“I always knew that I had to always look after my mother and also the matriarch of our home, my grandmother, so I find it very fitting, respectful and amazing that as we walk into this amazing space today, the first piece that greets us is the goddess Nike, the goddess with victory,” he said.
“The exhibition brought back so many memories of my childhood as I’m sure it will to many Greek Australians who come to this amazing event this exhibition.”
Mr Loukadellis said that, like many Greek children, he would hear stories from his grandmother about the Minotaur and she would say to him “be like Theseus save people from the dark.”
Dr Withycombe emphasised the “important role women played” in Ancient Greece even though they “often did not tell their own stories.”
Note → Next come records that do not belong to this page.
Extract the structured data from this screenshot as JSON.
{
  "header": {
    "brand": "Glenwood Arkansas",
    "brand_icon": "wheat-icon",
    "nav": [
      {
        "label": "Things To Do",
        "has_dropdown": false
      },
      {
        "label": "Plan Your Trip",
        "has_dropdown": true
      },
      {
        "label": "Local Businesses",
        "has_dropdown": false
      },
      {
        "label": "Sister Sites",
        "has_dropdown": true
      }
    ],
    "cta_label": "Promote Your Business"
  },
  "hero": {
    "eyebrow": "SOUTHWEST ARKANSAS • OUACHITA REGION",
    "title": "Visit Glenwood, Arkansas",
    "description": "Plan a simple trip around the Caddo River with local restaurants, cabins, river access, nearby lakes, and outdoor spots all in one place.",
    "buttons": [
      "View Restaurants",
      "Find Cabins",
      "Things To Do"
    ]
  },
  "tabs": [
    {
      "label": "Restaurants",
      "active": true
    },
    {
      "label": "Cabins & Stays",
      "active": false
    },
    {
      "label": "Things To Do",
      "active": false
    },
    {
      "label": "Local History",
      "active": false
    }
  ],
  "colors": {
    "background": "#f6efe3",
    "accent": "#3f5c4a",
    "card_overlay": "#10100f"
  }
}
“We have so many glimpses of the life of women in Ancient Greece in this exhibition like the two terracotta figurines of women playing knucklebones, the elderly woman nursing a baby, and the colossal architectural fragments that helped me understand the story behind Artemisia who helped complete one of the seven wonders of the Ancient world the Mausoleum of Halicarnassus”
Ms Cheyne said: “As part of the ACT Government’s ongoing commitment to the tourism, events, arts and cultural sectors, we are very pleased to be supporting the National Museum of Australia in staging this exhibition. The welcome return of blockbuster exhibitions will play an important role in the social and economic recovery of the Canberra region – and provides yet another great reason for our interstate visitors to organise a trip to the nation’s capital.”
Ancient Greeks is the result of a groundbreaking collaboration between the Western Australian Museum, the National Museum of Australia, and the Tāmaki Paenga Hira Auckland War Memorial Museum, which combined forces to bring the exhibition to Australasia for the first time. Ancient Greeks: Athletes, Warriors and Heroes was on display at the Western Australian Museum from 20 June to 7 November 2021, and will be on show at Tāmaki Paenga Hira Auckland War Memorial Museum in New Zealand from 10 June to 16 October 2022.
Ancient Greeks: Athletes, Warriors and Heroes is at the National Museum of Canberra from 17 December 2021 to 1 May 2022. Tickets $28. For bookings see https://www.nma.gov.au/exhibitions/ancient-greeks